The problem:
From the data that follows, copy every line with the string "title".

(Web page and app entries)
◆ ◆ ◆ ◆ ◆
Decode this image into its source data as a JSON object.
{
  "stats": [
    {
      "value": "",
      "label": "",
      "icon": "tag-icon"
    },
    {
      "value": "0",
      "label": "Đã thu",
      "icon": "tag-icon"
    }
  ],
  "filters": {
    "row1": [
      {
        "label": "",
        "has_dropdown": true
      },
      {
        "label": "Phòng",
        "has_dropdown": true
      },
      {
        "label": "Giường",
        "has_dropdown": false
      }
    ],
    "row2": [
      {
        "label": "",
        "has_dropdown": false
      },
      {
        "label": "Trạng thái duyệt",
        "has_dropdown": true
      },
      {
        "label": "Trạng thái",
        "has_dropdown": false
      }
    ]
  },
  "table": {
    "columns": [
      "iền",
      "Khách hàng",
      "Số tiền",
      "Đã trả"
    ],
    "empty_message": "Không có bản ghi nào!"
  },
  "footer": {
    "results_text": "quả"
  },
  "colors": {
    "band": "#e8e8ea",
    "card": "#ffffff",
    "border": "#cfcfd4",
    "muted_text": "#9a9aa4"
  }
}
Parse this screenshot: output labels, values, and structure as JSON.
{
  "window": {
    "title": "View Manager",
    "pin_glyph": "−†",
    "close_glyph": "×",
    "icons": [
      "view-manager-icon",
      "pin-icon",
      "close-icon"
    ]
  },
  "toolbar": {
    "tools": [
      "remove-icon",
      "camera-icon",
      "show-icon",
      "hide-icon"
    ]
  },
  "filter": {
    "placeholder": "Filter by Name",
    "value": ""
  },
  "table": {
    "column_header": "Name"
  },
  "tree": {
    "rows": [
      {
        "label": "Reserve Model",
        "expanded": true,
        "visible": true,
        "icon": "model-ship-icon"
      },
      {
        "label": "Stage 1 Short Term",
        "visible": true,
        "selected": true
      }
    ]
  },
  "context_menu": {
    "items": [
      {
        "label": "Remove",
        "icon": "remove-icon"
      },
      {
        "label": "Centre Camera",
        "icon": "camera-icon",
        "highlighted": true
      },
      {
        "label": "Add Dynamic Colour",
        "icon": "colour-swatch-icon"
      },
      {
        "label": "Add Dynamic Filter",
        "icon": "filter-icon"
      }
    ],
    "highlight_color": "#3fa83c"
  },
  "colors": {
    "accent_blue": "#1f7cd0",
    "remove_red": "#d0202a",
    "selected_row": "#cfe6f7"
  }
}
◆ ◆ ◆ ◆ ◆
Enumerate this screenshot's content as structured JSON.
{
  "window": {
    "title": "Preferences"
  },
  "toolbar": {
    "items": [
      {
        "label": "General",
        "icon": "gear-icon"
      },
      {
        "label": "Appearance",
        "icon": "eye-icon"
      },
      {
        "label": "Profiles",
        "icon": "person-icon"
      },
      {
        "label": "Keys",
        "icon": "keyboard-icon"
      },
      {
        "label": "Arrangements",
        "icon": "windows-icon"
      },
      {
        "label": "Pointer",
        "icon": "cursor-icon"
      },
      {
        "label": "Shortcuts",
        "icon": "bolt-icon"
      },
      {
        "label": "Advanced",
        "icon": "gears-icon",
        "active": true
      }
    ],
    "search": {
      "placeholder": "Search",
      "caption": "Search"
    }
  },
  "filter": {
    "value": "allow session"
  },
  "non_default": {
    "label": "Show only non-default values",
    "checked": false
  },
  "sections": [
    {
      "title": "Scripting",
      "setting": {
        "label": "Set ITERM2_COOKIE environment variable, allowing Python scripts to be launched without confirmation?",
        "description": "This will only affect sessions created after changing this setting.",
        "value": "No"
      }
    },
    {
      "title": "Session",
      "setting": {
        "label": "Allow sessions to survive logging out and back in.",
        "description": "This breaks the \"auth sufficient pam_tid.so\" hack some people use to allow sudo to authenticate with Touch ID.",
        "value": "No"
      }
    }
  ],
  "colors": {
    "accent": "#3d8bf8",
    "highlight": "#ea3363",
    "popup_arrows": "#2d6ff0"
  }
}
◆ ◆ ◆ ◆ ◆
Task response:
    "title": "View Manager",
    "title": "Preferences"
      "title": "Scripting",
      "title": "Session",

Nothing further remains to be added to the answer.